I smooth my scruffy hair down.
I replace my sneakers for black suede heels.
Swap skinny jeans for tailored trousers and baggy t-shirt for crisp white shirt.
Today I am a receptionist.
And when the first client approaches me my Irish twang has somehow become more RP. I smile more than I usually smile. There is no sarcasm and there are no jokes.
BBC Subconsciously, I hold ideas/images about who a receptionist is and I use them, reflect them back to the client because more than likely he holds them too.
I’m just temping here and I want the client to believe I am a “real” receptionist, a “good” receptionist not a playwright faking it.
It’s all just semiotics I guess.
I watched Three Girls (the BBC drama based on the Rochdale paedophile ring) the other week. It’s not an easy watch but one that I would highly recommend. From it, two things really stood out to me:

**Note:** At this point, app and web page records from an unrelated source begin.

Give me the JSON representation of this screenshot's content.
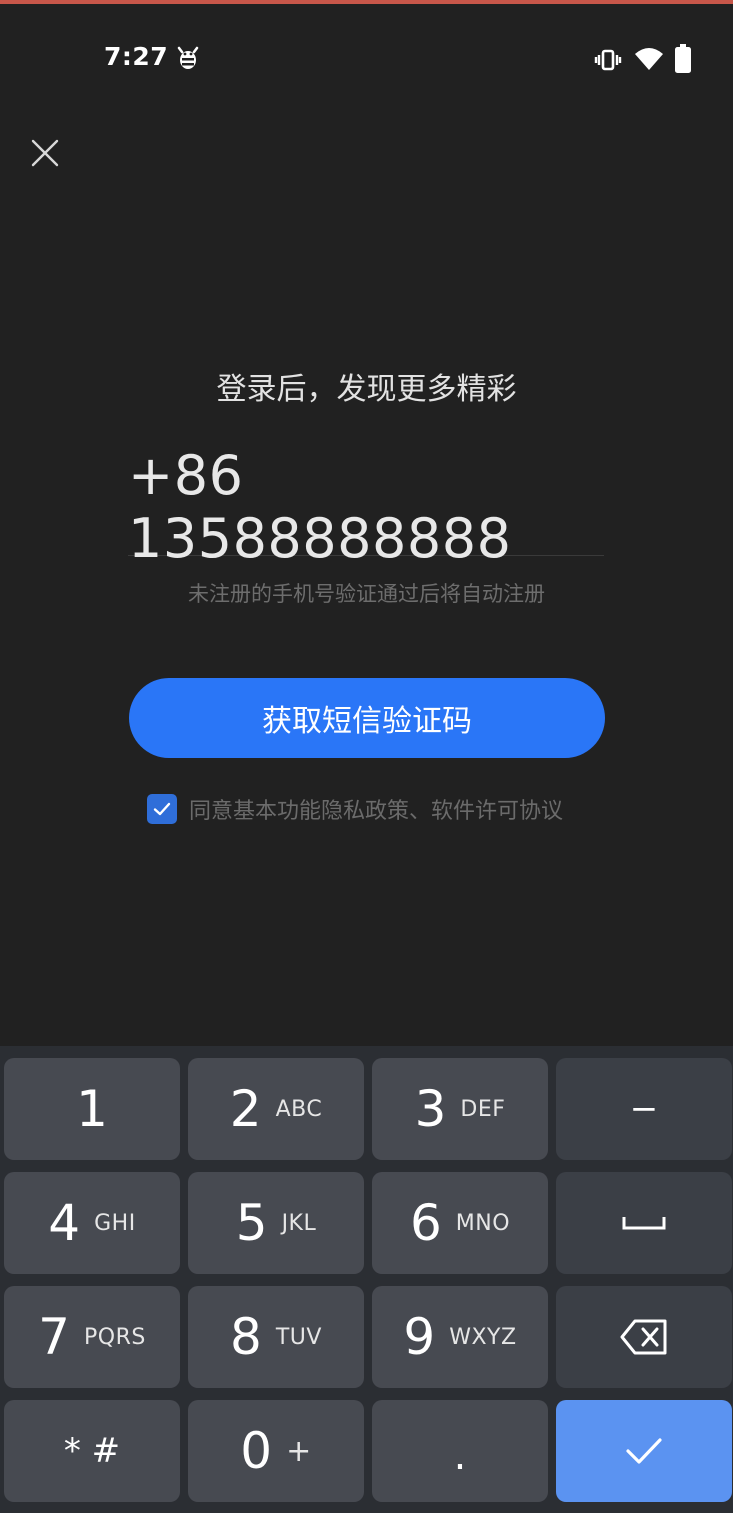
{
  "status_bar": {
    "time": "7:27",
    "icons": [
      "debug-icon",
      "vibrate-icon",
      "wifi-icon",
      "battery-icon"
    ]
  },
  "close": {
    "icon": "close-icon"
  },
  "login": {
    "headline": "登录后，发现更多精彩",
    "phone_value": "+86 13588888888",
    "hint": "未注册的手机号验证通过后将自动注册",
    "sms_button_label": "获取短信验证码",
    "agreement_checked": true,
    "agreement_text": "同意基本功能隐私政策、软件许可协议"
  },
  "colors": {
    "background": "#212121",
    "accent": "#2a76f7",
    "checkbox": "#2f6ed9",
    "keyboard_bg": "#2b2e33",
    "key": "#474a51",
    "key_fn": "#3b3f46",
    "key_done": "#5b93f1"
  },
  "keyboard": {
    "keys": [
      {
        "num": "1",
        "letters": ""
      },
      {
        "num": "2",
        "letters": "ABC"
      },
      {
        "num": "3",
        "letters": "DEF"
      },
      {
        "sym": "−"
      },
      {
        "num": "4",
        "letters": "GHI"
      },
      {
        "num": "5",
        "letters": "JKL"
      },
      {
        "num": "6",
        "letters": "MNO"
      },
      {
        "sym": "space-icon"
      },
      {
        "num": "7",
        "letters": "PQRS"
      },
      {
        "num": "8",
        "letters": "TUV"
      },
      {
        "num": "9",
        "letters": "WXYZ"
      },
      {
        "sym": "backspace-icon"
      },
      {
        "sym": "* #"
      },
      {
        "num": "0",
        "letters": "+"
      },
      {
        "sym": "."
      },
      {
        "sym": "check-icon"
      }
    ]
  }
}
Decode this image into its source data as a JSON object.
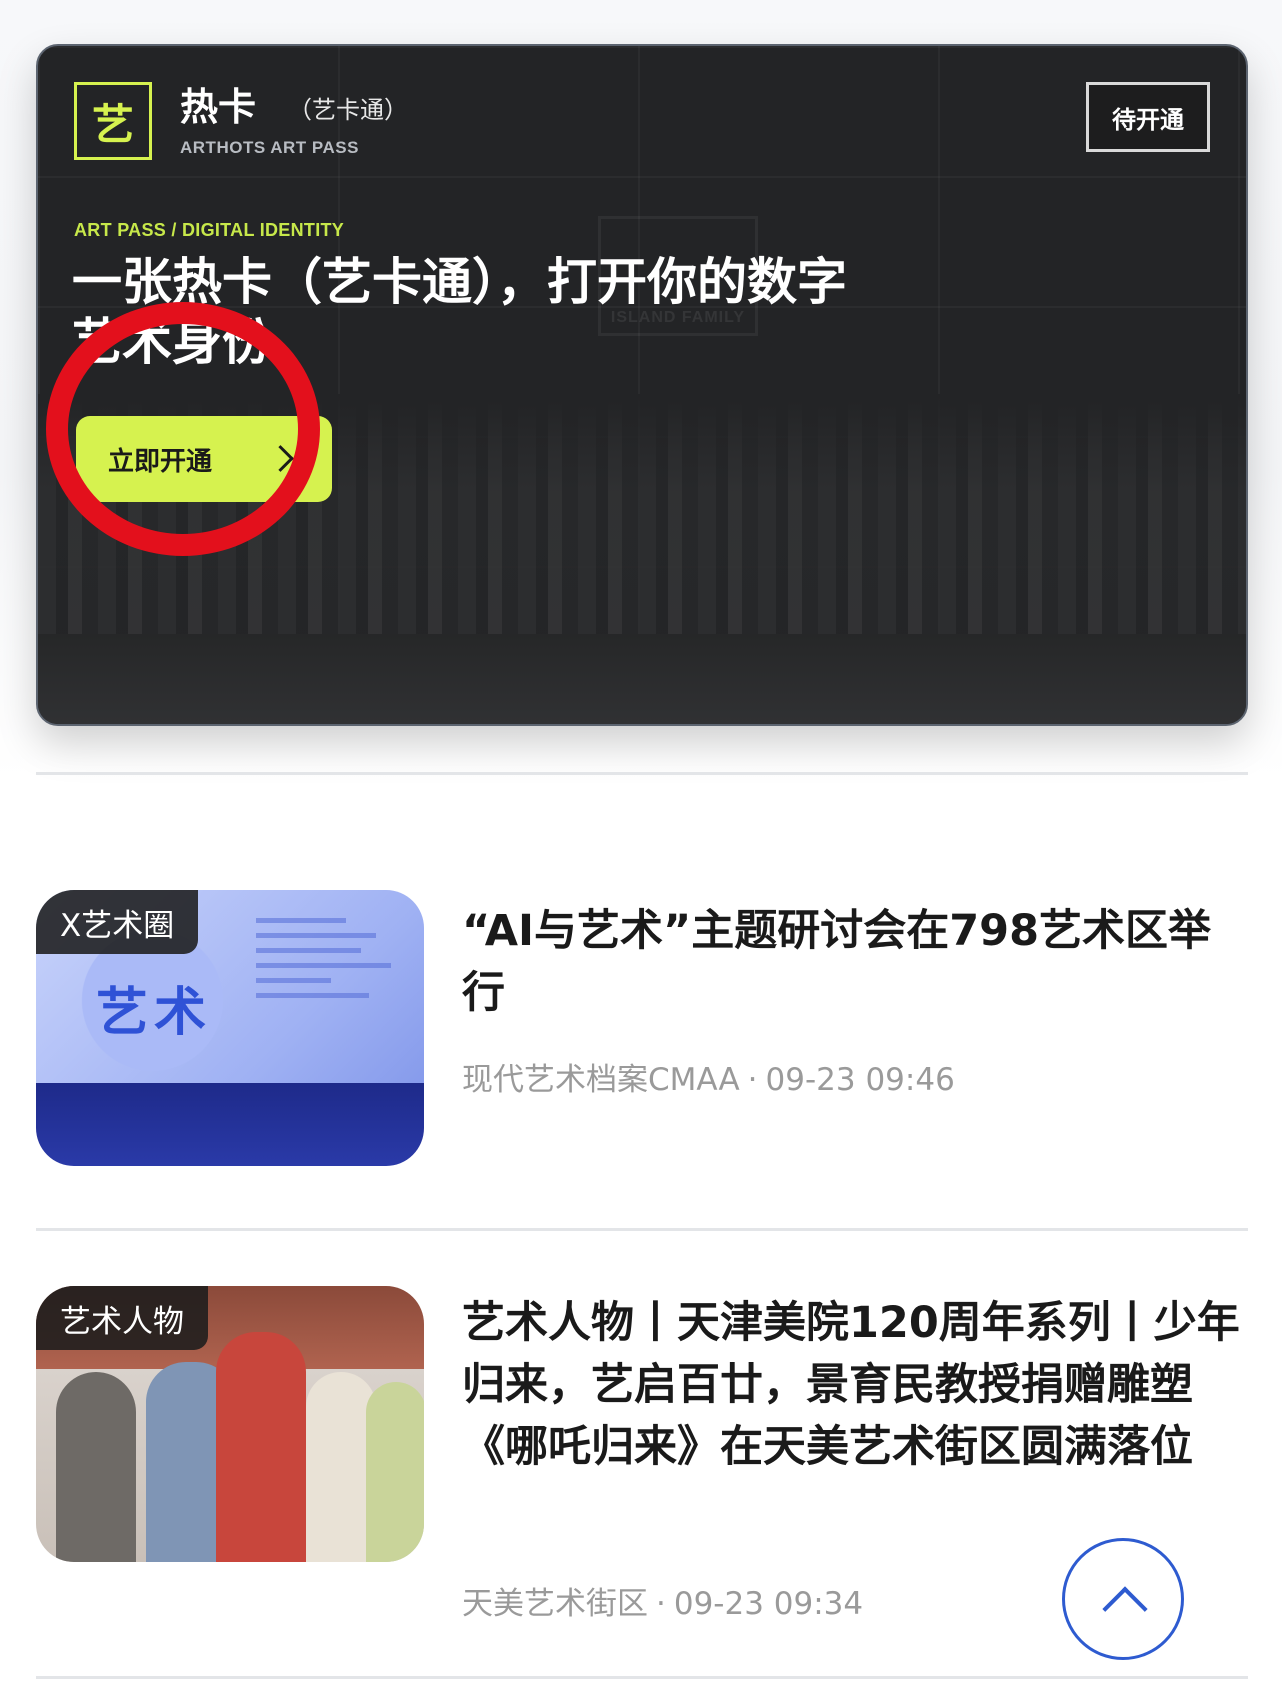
{
  "pass_card": {
    "logo_char": "艺",
    "brand_name": "热卡",
    "brand_sub": "（艺卡通）",
    "brand_en": "ARTHOTS ART PASS",
    "status_button": "待开通",
    "watermark": "ISLAND FAMILY",
    "tagline": "ART PASS / DIGITAL IDENTITY",
    "headline": "一张热卡（艺卡通），打开你的数字艺术身份",
    "cta_label": "立即开通",
    "accent_color": "#d6f24f",
    "highlight_annotation_color": "#e3101c"
  },
  "news": [
    {
      "tag": "X艺术圈",
      "thumb_text": "艺术",
      "title": "“AI与艺术”主题研讨会在798艺术区举行",
      "source": "现代艺术档案CMAA",
      "time": "09-23 09:46"
    },
    {
      "tag": "艺术人物",
      "title": "艺术人物丨天津美院120周年系列丨少年归来，艺启百廿，景育民教授捐赠雕塑《哪吒归来》在天美艺术街区圆满落位",
      "source": "天美艺术街区",
      "time": "09-23 09:34"
    }
  ],
  "meta_separator": "·",
  "back_to_top_icon": "chevron-up-icon"
}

1) That we can look at the same image/person/narrative and see completely different things. The image is the same but we, the viewer, is not. One person will look at a mouthy, working class 12-year-old girl in a sexual health clinic asking for condoms to have sex with her older boyfriend and think – slut. Another person will look at that same girl and see a vulnerable child being abused. This has absolutely nothing to do with that girl, the picture or the narrative – it’s us, the audience and our pre-existing attitudes that create this meaning.
2) There are good and bad victims; credible and un-credible ones. Well, I mean there aren’t, there are just victims BUT we the audience (or the jury) are more likely to believe one victim over another. In cases of sexual assault (like the Rochdale case) we are more likely to believe the girl who cries and who “looks” traumatised. We (generalising of course) are less likely to believe the coarse, obnoxious girl who brags about her other sexual exploits.
In Three Girls two victims are used as witnesses but one, even though she really wants go to trial and speak out, is rejected because she is not a “good” victim – she does not help the narrative that the lawyers/child protection services wish to create nor will she meet the view of what the (majority) of the jury believe a victim looks like, acts like, sounds like.
She doesn’t get her day in court because of semiotics? Because of the pre-existing ideas/attitudes that the jury/audience/we all hold?
That does not seem right…
A play that looks at these ideas SO excellently is Scarborough by Fiona Evans. If you haven’t seen it then skip this paragraph because **SPOILERS**. In short, it’s the story of a 15-year-old and their teacher on an illicit weekend away together. You watch the same exact story twice but the first time the 15-year-old is male and the teacher female, the second time the genders are swapped. For me, the play is all about what’s going on inside the audience and how they read these two scenes differently – most people laugh and enjoy the first scenario, the boy is even seen as a hero but when it’s reversed we see abuse/or maybe we just see a slut – the audience’s sexism is exposed.
So…. in terms of the content of our musical…
Lawyers knowingly use semiotics and the jury’s prejudices to win cases.
Celebrities create themselves to better sell their products to us.
Journalists pick and choose the angle to place on their stories to create more exciting/sellable articles.
On twitter we retweet and retweet these constructed narratives.
On facebook we create ones about ourselves.
We all do it in all the time, some of us more consciously than others.
And we all consume these narratives too, again some with more knowing than others.
So maybe this musical is about shining a light on how easily we are misled? How readily we follow the lies, allow our attitudes/stereotypes/pre-conceptions to be manipulated and abused? How we allow there to be “good” or a “bad” victims because we do not stop and think hang on am I being a bit sexist or a bit racist, a bit elitist or maybe a bit homophobic here?
And what better way to explore this than through constructing another narrative – a narrative about narratives?